The UK Market Growth Monitor by CGA and AlixPartners reports that across Britain the number of pubs and bars has fallen 11.3 per cent in the past five years, amounting to an average of 24 per week.

More than 6,000 pubs have shut the doors since 2013, as at September this year.

The report shows that drinks-oriented (“wet-led”) pubs have been the hardest hit, dropping by 17.3 per cent, while those driven by food-service (“food-led”) have fared better.

It also found the total number of licensed premises in Britain,which includes clubs and restaurants, has fallen 3.2 per cent year-on-year, now totalling 118,905 locations.

The Monitor found the bulk of pub and bar closures to be the independently-owned businesses, with the economies of scale accumulated by groups greatly assisting profitability, particularly in areas outside the capital cities. This trend is expected to continue.

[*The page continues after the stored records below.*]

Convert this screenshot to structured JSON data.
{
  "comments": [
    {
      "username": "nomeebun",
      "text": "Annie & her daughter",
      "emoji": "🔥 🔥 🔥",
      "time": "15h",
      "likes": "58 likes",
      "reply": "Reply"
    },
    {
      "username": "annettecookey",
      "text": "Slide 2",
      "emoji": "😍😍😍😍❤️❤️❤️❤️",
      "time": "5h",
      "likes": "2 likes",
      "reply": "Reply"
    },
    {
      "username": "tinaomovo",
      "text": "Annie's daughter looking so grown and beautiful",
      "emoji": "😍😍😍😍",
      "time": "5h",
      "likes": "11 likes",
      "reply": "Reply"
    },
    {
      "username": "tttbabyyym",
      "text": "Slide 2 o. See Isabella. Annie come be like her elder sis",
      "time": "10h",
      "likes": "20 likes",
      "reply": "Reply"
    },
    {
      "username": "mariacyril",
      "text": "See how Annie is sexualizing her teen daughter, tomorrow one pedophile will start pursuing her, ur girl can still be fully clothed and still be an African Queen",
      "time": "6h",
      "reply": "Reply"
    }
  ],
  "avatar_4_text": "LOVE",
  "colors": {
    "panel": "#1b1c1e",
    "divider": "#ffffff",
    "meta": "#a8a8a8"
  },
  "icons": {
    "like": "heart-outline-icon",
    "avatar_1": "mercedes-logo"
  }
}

The UK boasts several pub groups with hundreds and even thousands of venues in their portfolios, typically offering a more homogenous environment that has evolved courtesy of the traditionally high levels of patronage.

The total number of pubs still sees the British fleet out number Australia by more than three to one, per head of population.